HeidelbergCement AG (FRA:HEI), a large-cap worth €13.62b, comes to mind for investors seeking a strong and reliable stock investment. One reason being its ‘too big to fail’ aura which gives it the appearance of a strong and stable investment. However, the health of the financials determines whether the company continues to succeed. This article will examine HeidelbergCement’s financial liquidity and debt levels to get an idea of whether the company can deal with cyclical downturns and maintain funds to accommodate strategic spending for future growth. Remember this is a very top-level look that focuses exclusively on financial health, so I recommend a deeper analysis into HEI here.
How much cash does HEI generate through its operations?
HEI has sustained its debt level by about €11.59b over the last 12 months – this includes both the current and long-term debt. At this stable level of debt, HEI currently has €1.59b remaining in cash and short-term investments , ready to deploy into the business. On top of this, HEI has produced €1.94b in operating cash flow in the last twelve months, leading to an operating cash to total debt ratio of 16.74%, signalling that HEI’s current level of operating cash is not high enough to cover debt.
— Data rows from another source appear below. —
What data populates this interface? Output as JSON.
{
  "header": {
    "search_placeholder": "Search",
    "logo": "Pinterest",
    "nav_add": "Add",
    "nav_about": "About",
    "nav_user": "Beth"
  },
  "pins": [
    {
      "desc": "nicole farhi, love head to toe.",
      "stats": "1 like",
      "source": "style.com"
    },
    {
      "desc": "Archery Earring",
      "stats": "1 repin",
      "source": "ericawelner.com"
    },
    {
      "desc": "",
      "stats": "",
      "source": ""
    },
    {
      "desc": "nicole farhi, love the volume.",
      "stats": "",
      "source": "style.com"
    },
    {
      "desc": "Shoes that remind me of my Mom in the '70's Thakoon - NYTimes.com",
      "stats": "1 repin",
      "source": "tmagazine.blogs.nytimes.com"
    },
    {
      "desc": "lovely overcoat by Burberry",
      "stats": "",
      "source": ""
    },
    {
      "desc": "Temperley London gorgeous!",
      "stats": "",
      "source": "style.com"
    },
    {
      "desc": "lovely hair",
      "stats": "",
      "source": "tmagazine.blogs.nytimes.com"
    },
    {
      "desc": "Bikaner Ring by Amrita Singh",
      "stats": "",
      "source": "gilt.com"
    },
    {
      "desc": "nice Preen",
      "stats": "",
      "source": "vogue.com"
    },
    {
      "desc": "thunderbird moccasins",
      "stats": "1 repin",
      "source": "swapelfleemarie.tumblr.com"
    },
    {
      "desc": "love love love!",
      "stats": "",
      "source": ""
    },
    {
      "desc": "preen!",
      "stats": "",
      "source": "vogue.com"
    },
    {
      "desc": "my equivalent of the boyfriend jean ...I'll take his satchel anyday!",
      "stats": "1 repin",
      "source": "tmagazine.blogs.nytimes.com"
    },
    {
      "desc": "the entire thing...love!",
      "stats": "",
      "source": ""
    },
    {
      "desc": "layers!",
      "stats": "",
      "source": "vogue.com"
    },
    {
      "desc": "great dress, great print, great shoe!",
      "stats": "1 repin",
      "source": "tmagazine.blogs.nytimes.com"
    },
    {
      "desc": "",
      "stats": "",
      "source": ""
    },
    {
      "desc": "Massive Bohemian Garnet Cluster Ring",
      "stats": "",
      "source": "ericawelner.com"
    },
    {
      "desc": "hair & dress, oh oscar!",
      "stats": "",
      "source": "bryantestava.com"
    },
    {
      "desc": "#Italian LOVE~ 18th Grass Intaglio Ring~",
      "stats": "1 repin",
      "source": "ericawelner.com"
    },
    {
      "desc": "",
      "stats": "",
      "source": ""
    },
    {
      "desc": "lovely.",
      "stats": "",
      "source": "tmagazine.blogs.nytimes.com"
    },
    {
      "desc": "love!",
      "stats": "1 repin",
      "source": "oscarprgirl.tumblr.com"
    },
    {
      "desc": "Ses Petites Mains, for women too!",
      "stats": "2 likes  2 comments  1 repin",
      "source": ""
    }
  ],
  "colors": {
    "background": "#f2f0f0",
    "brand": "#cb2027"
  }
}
This ratio can also be interpreted as a measure of efficiency as an alternative to return on assets. In HEI’s case, it is able to generate 0.17x cash from its debt capital.
Does HEI’s liquid assets cover its short-term commitments?
With current liabilities at €6.78b, the company has been able to meet these obligations given the level of current assets of €6.99b, with a current ratio of 1.03x. Generally, for Basic Materials companies, this is a reasonable ratio since there’s sufficient cash cushion without leaving too much capital idle or in low-earning investments.
Is HEI’s debt level acceptable?
With debt reaching 72.57% of equity, HEI may be thought of as relatively highly levered. This is not unusual for large-caps since debt tends to be less expensive than equity because interest payments are tax deductible. Since large-caps are seen as safer than their smaller constituents, they tend to enjoy lower cost of capital. We can check to see whether HEI is able to meet its debt obligations by looking at the net interest coverage ratio. Preferably, earnings before interest and tax (EBIT) should be at least three times as large as net interest. For HEI, the ratio of 5.6x suggests that interest is appropriately covered. Strong interest coverage is seen as a responsible and safe practice, which highlights why most investors believe large-caps such as HEI is a safe investment.
At its current level of cash flow coverage, HEI has room for improvement to better cushion for events which may require debt repayment. However, the company exhibits an ability to meet its near-term obligations, which isn’t a big surprise for a large-cap. I admit this is a fairly basic analysis for HEI’s financial health. Other important fundamentals need to be considered alongside. I recommend you continue to research HeidelbergCement to get a better picture of the stock by looking at:
- Future Outlook: What are well-informed industry analysts predicting for HEI’s future growth? Take a look at our free research report of analyst consensus for HEI’s outlook.
- Valuation: What is HEI worth today? Is the stock undervalued, even when its growth outlook is factored into its intrinsic value? The intrinsic value infographic in our free research report helps visualize whether HEI is currently mispriced by the market.
- Other High-Performing Stocks: Are there other stocks that provide better prospects with proven track records? Explore our free list of these great stocks here.
To help readers see past the short term volatility of the financial market, we aim to bring you a long-term focused research analysis purely driven by fundamental data. Note that our analysis does not factor in the latest price-sensitive company announcements.
The author is an independent contributor and at the time of publication had no position in the stocks mentioned. For errors that warrant correction please contact the editor at email@example.com.